High temperatures, extreme weather events and the effects of climate change in general consist today some of the greatest dangers to monuments of historical significance and cultural heritage around the world. Digital technology has the answers here as well, and our effort to protect monuments and archeological sites should be international in its nature.
The European project Hyperion is one of the most ambitious European initiatives for the protection of historical and cultural monuments from geoclimatic hazards. The award-winning project unites 18 organizations from 8 countries and Greece has an important role in the project. The Research Institute of Communication & Computer Systems (ICCS/ NTUA) of the National Technical University of Athens (and ISENSE Group) coordinated Hyperior and the medieval city of Rhodes is one of the four pilot sites.
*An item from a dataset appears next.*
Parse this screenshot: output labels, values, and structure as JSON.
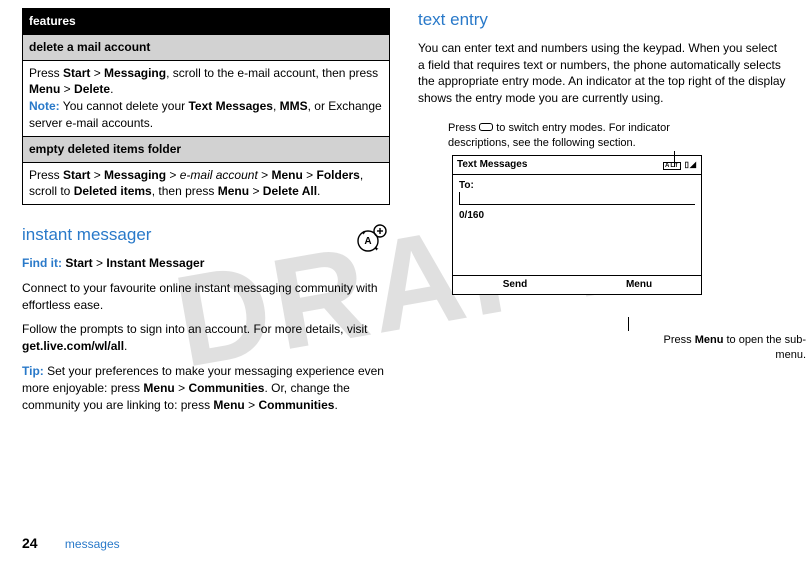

The medieval city of Rhodes was founded in 408 BC and today is a monument of UNESCO world cultural heritage whose preservation is of utmost importance. Recently, sensors were installed there in order to collect data on the multiple threats facing the monuments, such as the risks of possible earthquakes, floods, storms, fires, strong winds, precipitation, heat waves, etc. More specifically, tests take place in some of the oldest monuments of the island, such as the Lighthouse of the fortress of Agios Nikolaos, the Tower of Naillac, the tombs of Ptolemy and Corinth but also in one of the oldest and most important bridges in Greece, Hellenistic bridge of Rhodes. This bridge – despite its daily use – has been preserved for 2,200 years.
Today, in both Rhodes and the European historic cities of Granada, Venice and Tonsberg, the project utilizes innovative technologies and digital tools (climatic models, models of extreme phenomena and their effects, structural analysis, Copernicus services, terrestrial images) to create a pioneering platform through which competent cultural institutions and public authorities will be informed about the dangers threatening monuments and archeological sites and will be able to make faster and more effective decisions, with the aim of sustainable reconstruction of historical sites and protection of their tangible cultural heritage.
The project enjoys international recognition and last November, it was awarded for its research contribution to the protection of the ecological and architectural environment with the “Laurate 1st Series”, in the context of the Environmental Competition “EcoWorld-2021”.
As stated by the coordinator of HYPERION and Director of Research and Development at ICCS / NTUA, Dr. Angelos Amditis. “Adaptation to climate change and geoclimatic risks is a process that is absolutely essential to the preservation of our historical and cultural monuments. Cutting-edge technologies are the key to this.”
From the Greek side, the Aristotle University of Thessaloniki, the National Technical University of Athens, the Municipality of Rhodes, the Tax Office of Antiquities of the Dodecanese and the Intercultural Euro-Mediterranean Center for UNESCO also participate in the project. More information on research activities at HYPERION can be found both on the website (www.hyperion-project.eu)